A good civics primer with its smattering of US history would show us, for example, that twenty-first-century American fears of Islam echo nineteenth-century fears of Roman Catholicism: “I do believe everybody has a right to freedom of religion, but Islam is not about a religion. It’s a political government, and it’s 100 percent against our Constitution,” Diane Serafin, a participant in last Friday’s demonstration against a mosque site near San Diego, explained in the Goodstein article. Her voice and those of other members of ACT! for America, a Florida-based group seeking to defend Western civilization against Islam, echo the words of Samuel F.B. Morse, the nineteenth-century inventor of the telegraph and distinguished professor of sculpture at New York University. In his book Conspiracy Against the Liberties of the United States, he described Roman Catholicism this way:

Surely American Protestants, freemen, have discernment enough to discover beneath them the cloven foot of this subtle foreign heresy. They will see that Popery is now, what it has ever been, a system of the darkest political intrigue and despotism, cloaking itself to avoid attack under the sacred name of religion. They will be deeply impressed with the truth, that Popery is a political as well as a religious system; that in this respect it differs totally from all other sects, from all other forms of religion in the country.

His words and those of other anti-Catholic preachers like Lymon Beacher could easily have inspired the mob gathered outside the first Roman Catholic Cathedral in New York City, St. Patrick’s “Old Cathedral” — not far from today’s Grounds Zero — in 1835. On that day and others subsequently, Archbishop John Hughes was forced to assemble his parishioners — and later the Ancient Order of the Hibernians — to defend their house of worship against protesters who marched on St. Patrick’s chanting epitaphs like “Paddies of the Pope…” and showed a determination to “burn her to the ground.”

While the faithful who do not learn the lessons of civic disasters past may be doomed to repeat them, all hope is not lost.
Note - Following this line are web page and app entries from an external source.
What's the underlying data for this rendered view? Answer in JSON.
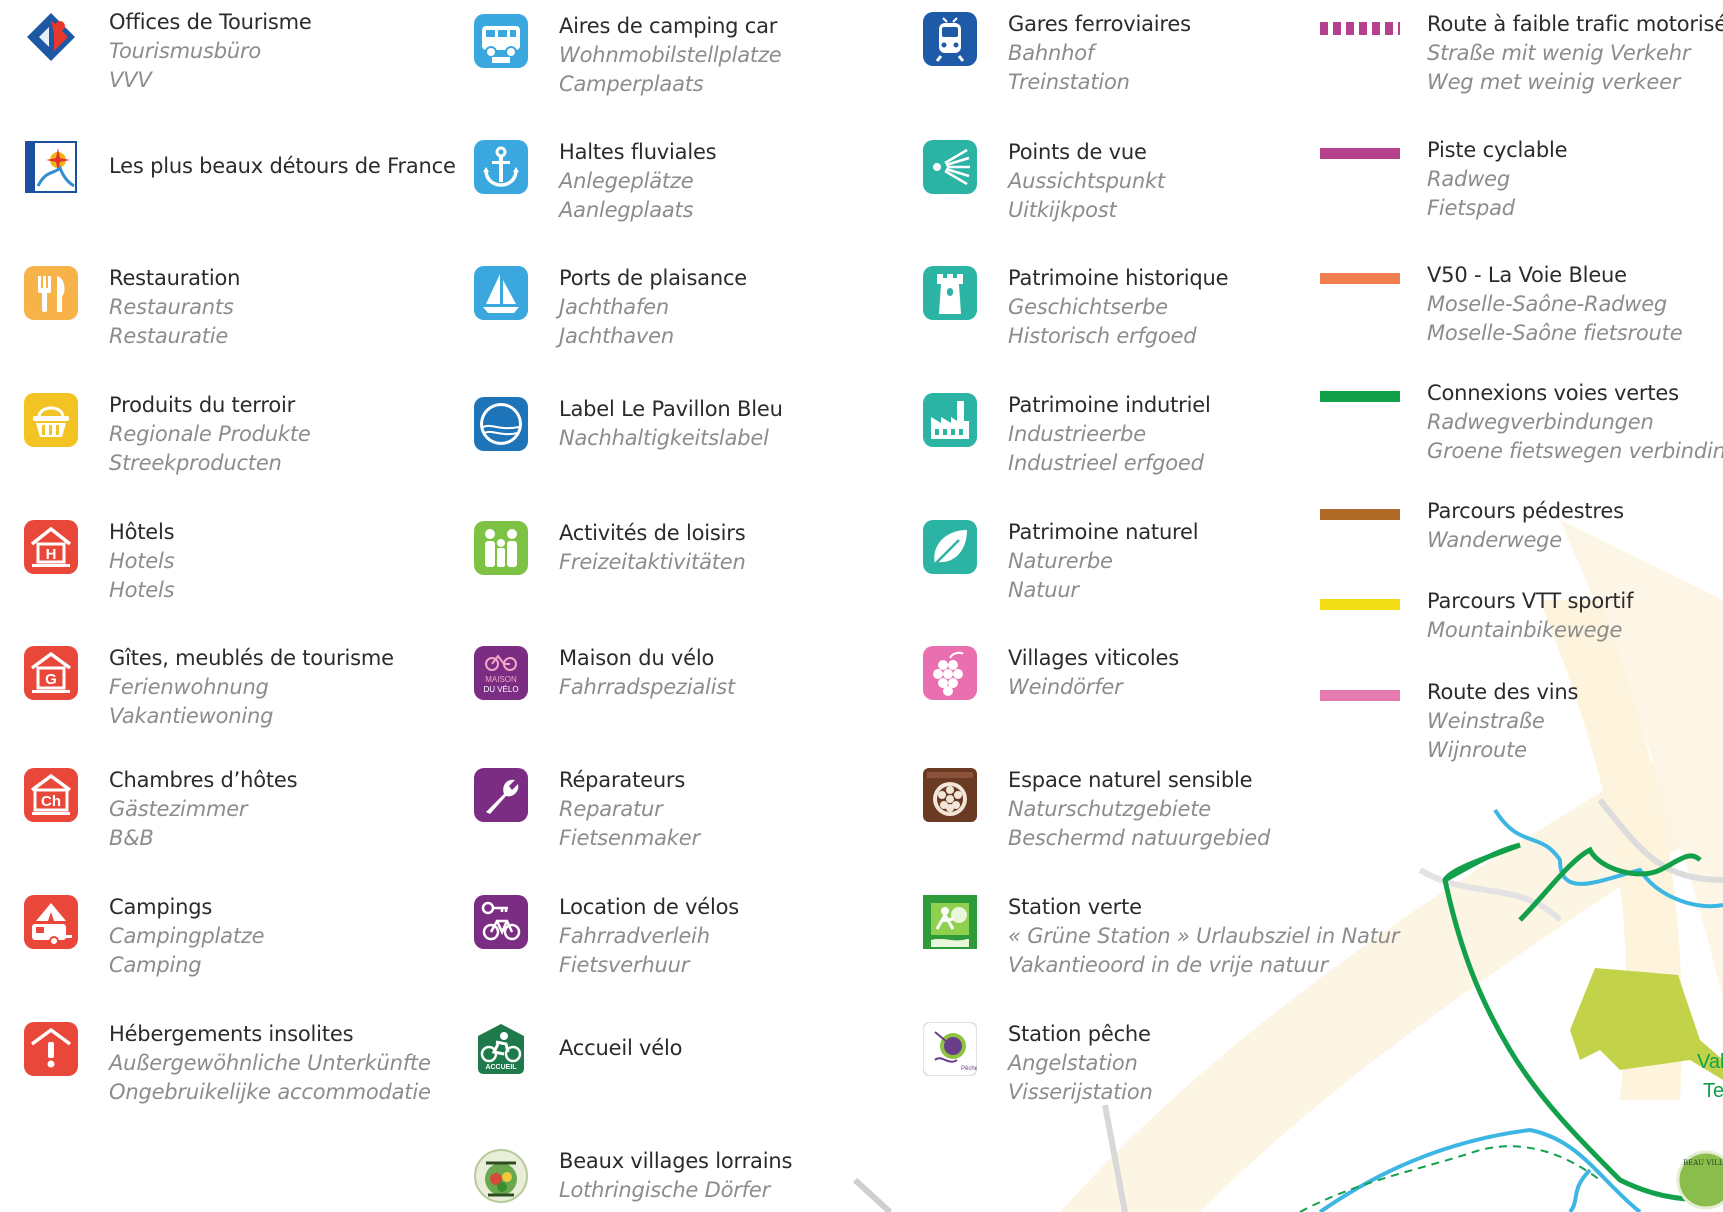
{
  "col1": [
    {
      "icon": "tourism-office-icon",
      "color": "#1d58a5",
      "l1": "Offices de Tourisme",
      "l2": "Tourismusbüro",
      "l3": "VVV"
    },
    {
      "icon": "beaux-detours-icon",
      "color": "#1d4fa0",
      "l1": "Les plus beaux détours de France",
      "l2": "",
      "l3": ""
    },
    {
      "icon": "fork-knife-icon",
      "color": "#f7b24a",
      "l1": "Restauration",
      "l2": "Restaurants",
      "l3": "Restauratie"
    },
    {
      "icon": "basket-icon",
      "color": "#f3c324",
      "l1": "Produits du terroir",
      "l2": "Regionale Produkte",
      "l3": "Streekproducten"
    },
    {
      "icon": "hotel-icon",
      "color": "#e9473a",
      "l1": "Hôtels",
      "l2": "Hotels",
      "l3": "Hotels"
    },
    {
      "icon": "gite-icon",
      "color": "#e9473a",
      "l1": "Gîtes, meublés de tourisme",
      "l2": "Ferienwohnung",
      "l3": "Vakantiewoning"
    },
    {
      "icon": "chambre-hotes-icon",
      "color": "#e9473a",
      "l1": "Chambres d’hôtes",
      "l2": "Gästezimmer",
      "l3": "B&B"
    },
    {
      "icon": "camping-icon",
      "color": "#e9473a",
      "l1": "Campings",
      "l2": "Campingplatze",
      "l3": "Camping"
    },
    {
      "icon": "unusual-lodging-icon",
      "color": "#e9473a",
      "l1": "Hébergements insolites",
      "l2": "Außergewöhnliche Unterkünfte",
      "l3": "Ongebruikelijke accommodatie"
    }
  ],
  "col2": [
    {
      "icon": "camper-van-icon",
      "color": "#3aa7de",
      "l1": "Aires de camping car",
      "l2": "Wohnmobilstellplatze",
      "l3": "Camperplaats"
    },
    {
      "icon": "anchor-icon",
      "color": "#3aa7de",
      "l1": "Haltes fluviales",
      "l2": "Anlegeplätze",
      "l3": "Aanlegplaats"
    },
    {
      "icon": "sailboat-icon",
      "color": "#3aa7de",
      "l1": "Ports de plaisance",
      "l2": "Jachthafen",
      "l3": "Jachthaven"
    },
    {
      "icon": "blue-flag-icon",
      "color": "#1e74b8",
      "l1": "Label Le Pavillon Bleu",
      "l2": "Nachhaltigkeitslabel",
      "l3": ""
    },
    {
      "icon": "leisure-family-icon",
      "color": "#7dc242",
      "l1": "Activités de loisirs",
      "l2": "Freizeitaktivitäten",
      "l3": ""
    },
    {
      "icon": "maison-velo-icon",
      "color": "#7a2d83",
      "l1": "Maison du vélo",
      "l2": "Fahrradspezialist",
      "l3": ""
    },
    {
      "icon": "wrench-icon",
      "color": "#7a2d83",
      "l1": "Réparateurs",
      "l2": "Reparatur",
      "l3": "Fietsenmaker"
    },
    {
      "icon": "bike-rental-icon",
      "color": "#7a2d83",
      "l1": "Location de vélos",
      "l2": "Fahrradverleih",
      "l3": "Fietsverhuur"
    },
    {
      "icon": "accueil-velo-icon",
      "color": "#1e7a4a",
      "l1": "Accueil vélo",
      "l2": "",
      "l3": ""
    },
    {
      "icon": "beaux-villages-icon",
      "color": "#6aa84f",
      "l1": "Beaux villages lorrains",
      "l2": "Lothringische Dörfer",
      "l3": ""
    }
  ],
  "col3": [
    {
      "icon": "train-icon",
      "color": "#1e5aa8",
      "l1": "Gares ferroviaires",
      "l2": "Bahnhof",
      "l3": "Treinstation"
    },
    {
      "icon": "viewpoint-icon",
      "color": "#2bb3a3",
      "l1": "Points de vue",
      "l2": "Aussichtspunkt",
      "l3": "Uitkijkpost"
    },
    {
      "icon": "castle-tower-icon",
      "color": "#2bb3a3",
      "l1": "Patrimoine historique",
      "l2": "Geschichtserbe",
      "l3": "Historisch erfgoed"
    },
    {
      "icon": "factory-icon",
      "color": "#2bb3a3",
      "l1": "Patrimoine indutriel",
      "l2": "Industrieerbe",
      "l3": "Industrieel erfgoed"
    },
    {
      "icon": "leaf-icon",
      "color": "#2bb3a3",
      "l1": "Patrimoine naturel",
      "l2": "Naturerbe",
      "l3": "Natuur"
    },
    {
      "icon": "grapes-icon",
      "color": "#e96fb0",
      "l1": "Villages viticoles",
      "l2": "Weindörfer",
      "l3": ""
    },
    {
      "icon": "ens-icon",
      "color": "#6b3a22",
      "l1": "Espace naturel sensible",
      "l2": "Naturschutzgebiete",
      "l3": "Beschermd natuurgebied"
    },
    {
      "icon": "station-verte-icon",
      "color": "#2e9b3a",
      "l1": "Station verte",
      "l2": "« Grüne Station » Urlaubsziel in Natur",
      "l3": "Vakantieoord in de vrije natuur"
    },
    {
      "icon": "station-peche-icon",
      "color": "#8fc33f",
      "l1": "Station pêche",
      "l2": "Angelstation",
      "l3": "Visserijstation"
    }
  ],
  "col4": [
    {
      "line": "dashed",
      "color": "#b5418d",
      "l1": "Route à faible trafic motorisé",
      "l2": "Straße mit wenig Verkehr",
      "l3": "Weg met weinig verkeer"
    },
    {
      "line": "solid",
      "color": "#b5418d",
      "l1": "Piste cyclable",
      "l2": "Radweg",
      "l3": "Fietspad"
    },
    {
      "line": "solid",
      "color": "#ef7d4e",
      "l1": "V50 - La Voie Bleue",
      "l2": "Moselle-Saône-Radweg",
      "l3": "Moselle-Saône fietsroute"
    },
    {
      "line": "solid",
      "color": "#12a04b",
      "l1": "Connexions voies vertes",
      "l2": "Radwegverbindungen",
      "l3": "Groene fietswegen verbindingen"
    },
    {
      "line": "solid",
      "color": "#b06a27",
      "l1": "Parcours pédestres",
      "l2": "Wanderwege",
      "l3": ""
    },
    {
      "line": "solid",
      "color": "#f2de14",
      "l1": "Parcours VTT sportif",
      "l2": "Mountainbikewege",
      "l3": ""
    },
    {
      "line": "solid",
      "color": "#e57aae",
      "l1": "Route des vins",
      "l2": "Weinstraße",
      "l3": "Wijnroute"
    }
  ],
  "map": {
    "label1": "Val",
    "label2": "Te",
    "badge_text": "BEAU VILLA"
  }
}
In the past as well as the present, esteemed graduates of the Great American Civics Course — many of them First Ladies — have been around to encourage the rest of us to get back to our studies. Eleanor Roosevelt, for example, wrote words regretting Anti-Catholic sentiment in the election of President John F. Kennedy that could apply to civicly-challenged anti-Muslim fears today: “What seemed to me most deplorable,” she writes in her reflections on the 1960 election, “was not the fact that so many people feared the strength of the Roman Catholic Church; it was that they had no faith in the strength of their own way of life and their own Constitution” (Eleanor Roosevelt, John Kennedy, and the Election of 1960: A Project of The Eleanor Roosevelt Papers, Columbia, S.C.: Model Editions Partnership, 2003).
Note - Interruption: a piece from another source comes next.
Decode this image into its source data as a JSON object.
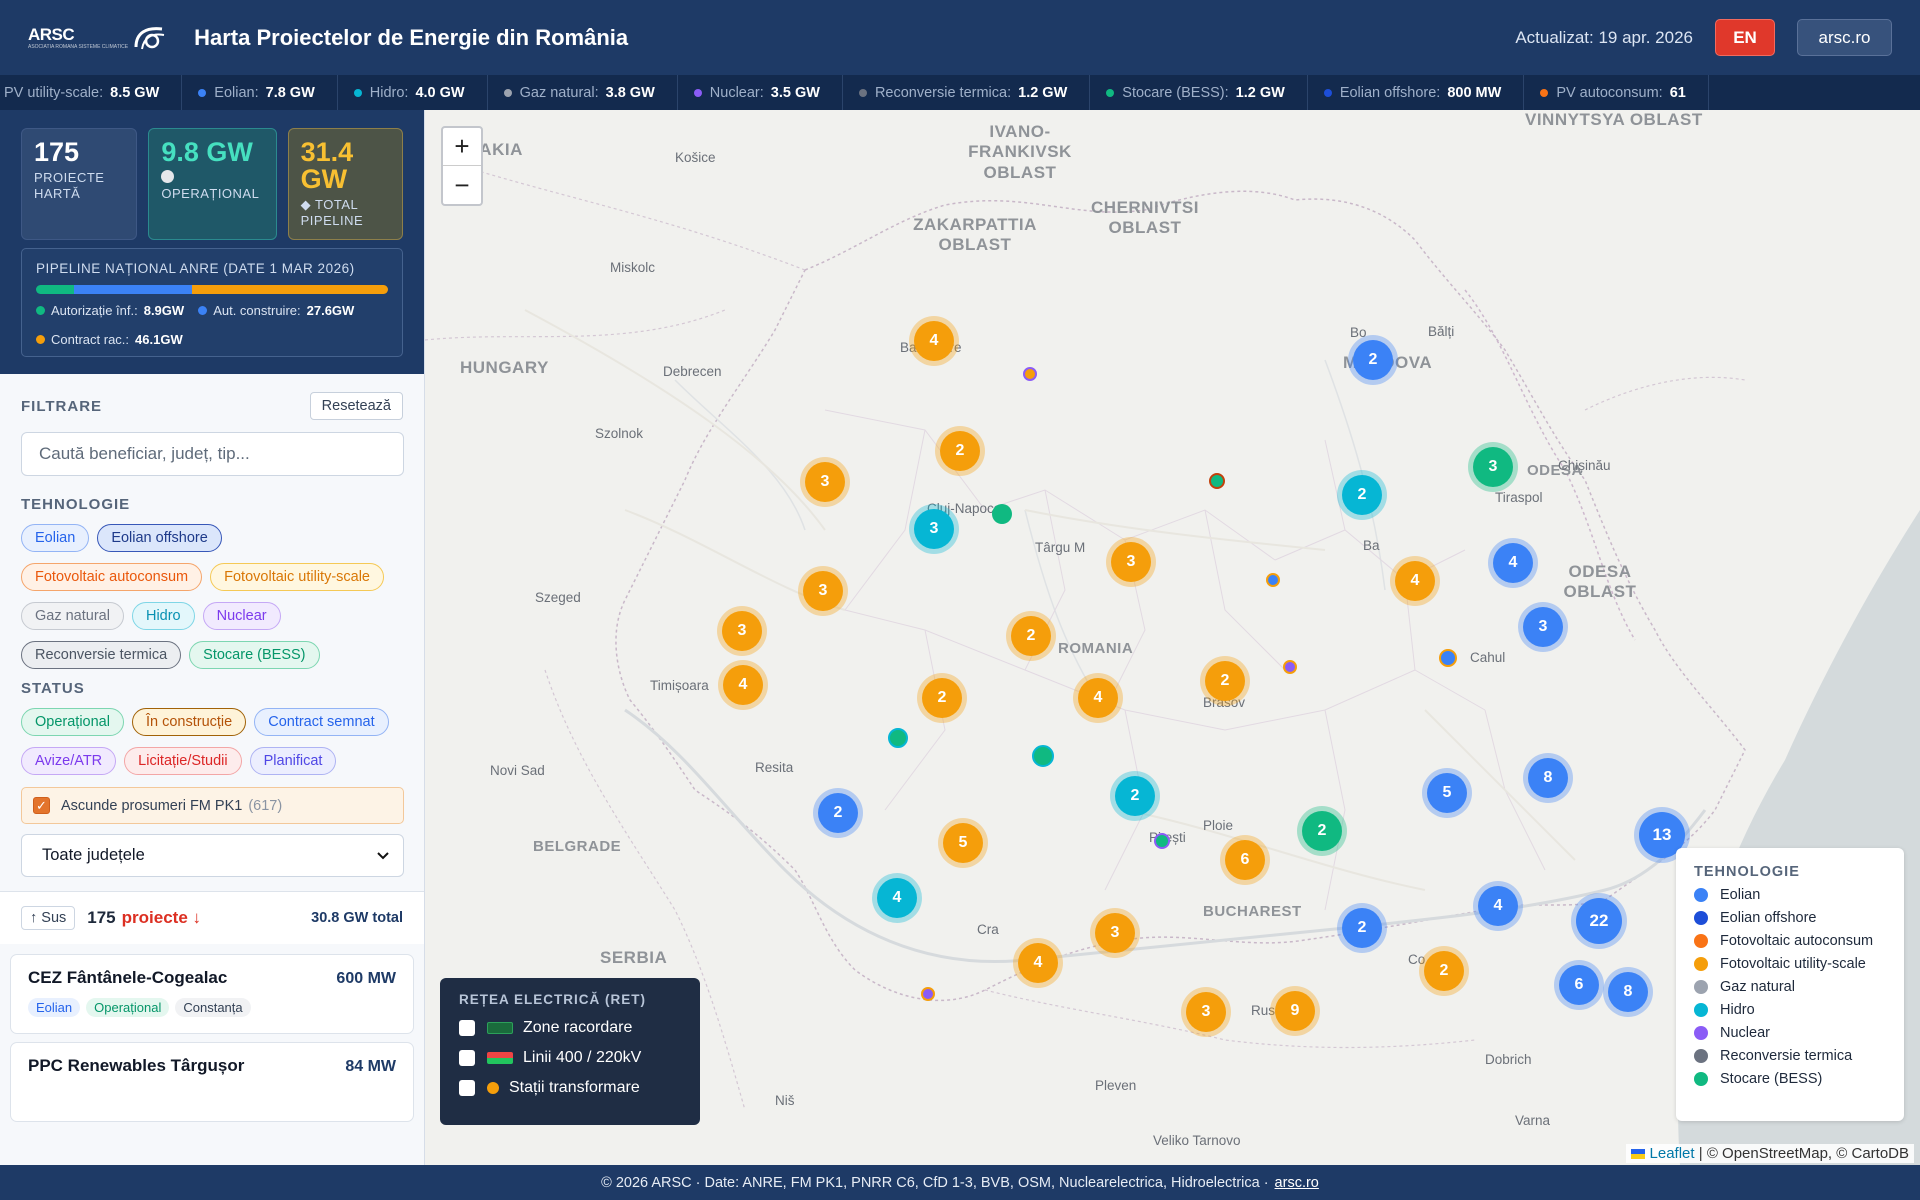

Roosevelt’s words urged Americans then and remind us now not to forget that our Founders came here for religious freedom and the right to worship God as they chose. She believed that religious the freedom was foundation stone of the Republic and said, “I, for one, believe in it with all my heart, and I reject, with shame and indignation, the fear, the lack of faith, the shaken confidence of those who would topple the stone on which we stand so proudly.”

The Rev. Chloe Breyer is the Executive Director of the Interfaith Center of New York and Associate Minister at St. Mary’s Episcopal Church.

Matthew Weiner is the Program Director of the Interfaith Center of New York.

Haiti Update: Faith in Society After the Earthquake

Rev. Chloe Breyer reflects on how faith and interfaith collaboration help the people of Haiti persevere.

Yahoo news discusses Imam Feisal Abdul Rauf

Yahoo News discusses ICNY board member Imam Feisal Abdul Rauf and the Park51 cultural center and mosque.

Program Director Matt Weiner attends the Mayor’s Press Conference

Program Director Matt Weiner (3rd from right) attends the mayor’s press conference on Governor’s Island, where Bloomberg spoke eloquently calling on New Yorkers to uphold the American tradition of religious tolerance and respect for diversity.   Read the Mayor’s speech at: